Higher dietary glycemic load and total carbohydrate intake has been linked to increased risk of cancer recurrences or death among patients with stage III colon cancer. This finding suggests that diet and lifestyle modification can have a role in improving patient survival.
Lifestyle behavior is known to play a role in the development of colon cancer. Such risk factors as obesity and physical activity directly influence insulin levels. Recent studies have shown a direct link between host factors that lead to hyperinsulinemia and cancer recurrence and mortality in colorectal cancer survivors. However, how glycemic load and other related dietary intakes influences the survival of colon cancer patients was unknown.
This observational study had 1,011 stage III colon cancer patients report their dietary intake both during and 6 months after participating in an adjuvant chemotherapy trial. The research team assessed the influence of glycemic load, glycemic index, fructose, and carbohydrate intakes on both mortality and recurrence of the disease.
Patients with the higher dietary levels of glycemic load and total carbohydrate intake had an 80% increased risk of cancer recurrence and death compared with those with the lowest levels. The correlation was even greater among patients who were overweight or obese.
Lead author Jeffrey Meyerhardt, MD, MPH, of the Dana-Farber Cancer Institute in Boston explained that the study does not prove that diets high in glycemic load and carbohydrate intake cause the recurrence of colon cancer.

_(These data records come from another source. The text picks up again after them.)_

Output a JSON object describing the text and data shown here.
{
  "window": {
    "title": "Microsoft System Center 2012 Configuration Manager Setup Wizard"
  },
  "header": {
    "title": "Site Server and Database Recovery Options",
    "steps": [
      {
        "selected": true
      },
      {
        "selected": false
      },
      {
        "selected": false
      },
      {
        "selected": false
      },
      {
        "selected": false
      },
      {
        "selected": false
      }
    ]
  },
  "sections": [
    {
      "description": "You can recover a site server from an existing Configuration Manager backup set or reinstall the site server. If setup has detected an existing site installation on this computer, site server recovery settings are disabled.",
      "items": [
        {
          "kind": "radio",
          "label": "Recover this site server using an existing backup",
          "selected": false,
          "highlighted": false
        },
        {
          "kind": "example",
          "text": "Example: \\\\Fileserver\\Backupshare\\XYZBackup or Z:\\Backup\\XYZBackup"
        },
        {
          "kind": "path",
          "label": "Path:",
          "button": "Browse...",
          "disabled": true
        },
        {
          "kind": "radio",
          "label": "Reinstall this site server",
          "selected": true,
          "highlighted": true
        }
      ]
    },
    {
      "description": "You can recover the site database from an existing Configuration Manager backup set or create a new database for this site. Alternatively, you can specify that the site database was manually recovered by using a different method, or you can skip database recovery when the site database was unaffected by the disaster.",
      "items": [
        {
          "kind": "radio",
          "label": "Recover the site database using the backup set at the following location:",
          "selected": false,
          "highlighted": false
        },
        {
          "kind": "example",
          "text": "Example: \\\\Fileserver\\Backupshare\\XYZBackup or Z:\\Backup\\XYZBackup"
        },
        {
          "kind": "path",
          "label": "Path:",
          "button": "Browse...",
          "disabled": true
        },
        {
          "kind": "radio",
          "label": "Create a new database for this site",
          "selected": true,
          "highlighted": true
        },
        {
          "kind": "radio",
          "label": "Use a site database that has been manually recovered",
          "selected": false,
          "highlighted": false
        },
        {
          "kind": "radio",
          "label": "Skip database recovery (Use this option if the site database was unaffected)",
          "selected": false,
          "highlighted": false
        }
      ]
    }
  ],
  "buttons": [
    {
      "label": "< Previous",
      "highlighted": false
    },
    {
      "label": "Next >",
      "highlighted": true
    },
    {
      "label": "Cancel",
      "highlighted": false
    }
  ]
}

The results do strongly suggest that such dietary factors play a role. He said, “Our findings may offer useful guidance for patients and physicians in ways of improving patient survival after treatment.”
These new clinical findings are consistent with an observation made more than 50 years ago that cancer cells are “avid sugar consumers.”
“In light of our and other’s research, we theorize that factors including a high glycemic load may stimulate the body’s production of insulin,” Meyerhardt said. “That, in turn, may increase the proliferation of cells and prevent the natural cell-death process in cancer cells that have metastasized from their original site.”
This study was published in the Journal of the National Cancer Institute (2012; doi:10.1093/jnci/djs399).